◆ **DIRECTIONS FOR THIS TASK**: Show every line below where "center" can be found.

◆ **DATA TO USE**:
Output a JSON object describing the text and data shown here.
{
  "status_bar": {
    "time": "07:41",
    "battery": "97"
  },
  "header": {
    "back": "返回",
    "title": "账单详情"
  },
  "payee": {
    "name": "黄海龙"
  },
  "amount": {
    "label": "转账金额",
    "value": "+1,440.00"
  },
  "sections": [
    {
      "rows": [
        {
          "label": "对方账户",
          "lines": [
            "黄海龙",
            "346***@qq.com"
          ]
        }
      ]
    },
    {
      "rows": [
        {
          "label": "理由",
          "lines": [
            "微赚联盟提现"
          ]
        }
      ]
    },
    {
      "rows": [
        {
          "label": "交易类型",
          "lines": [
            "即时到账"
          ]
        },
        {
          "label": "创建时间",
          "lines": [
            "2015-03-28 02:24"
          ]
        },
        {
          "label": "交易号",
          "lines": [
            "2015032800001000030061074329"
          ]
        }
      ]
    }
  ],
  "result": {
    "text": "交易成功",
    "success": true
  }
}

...

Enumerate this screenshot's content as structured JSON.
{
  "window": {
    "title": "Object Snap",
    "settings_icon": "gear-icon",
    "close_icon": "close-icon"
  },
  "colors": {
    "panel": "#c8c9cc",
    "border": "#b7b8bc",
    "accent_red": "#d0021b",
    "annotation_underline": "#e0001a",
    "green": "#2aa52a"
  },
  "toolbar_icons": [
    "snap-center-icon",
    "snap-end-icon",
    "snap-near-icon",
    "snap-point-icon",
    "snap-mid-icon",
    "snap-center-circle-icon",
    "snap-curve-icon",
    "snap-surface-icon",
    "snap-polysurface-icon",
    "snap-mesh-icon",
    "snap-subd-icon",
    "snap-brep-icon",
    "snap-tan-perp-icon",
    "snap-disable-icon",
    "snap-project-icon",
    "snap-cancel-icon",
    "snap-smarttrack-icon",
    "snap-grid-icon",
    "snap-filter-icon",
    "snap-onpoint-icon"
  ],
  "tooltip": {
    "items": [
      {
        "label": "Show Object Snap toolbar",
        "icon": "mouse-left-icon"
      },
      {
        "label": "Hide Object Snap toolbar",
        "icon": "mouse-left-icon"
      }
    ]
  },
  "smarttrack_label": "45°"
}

◆ **ANSWER TO THE EXERCISE**:
    "snap-center-icon",
    "snap-center-circle-icon",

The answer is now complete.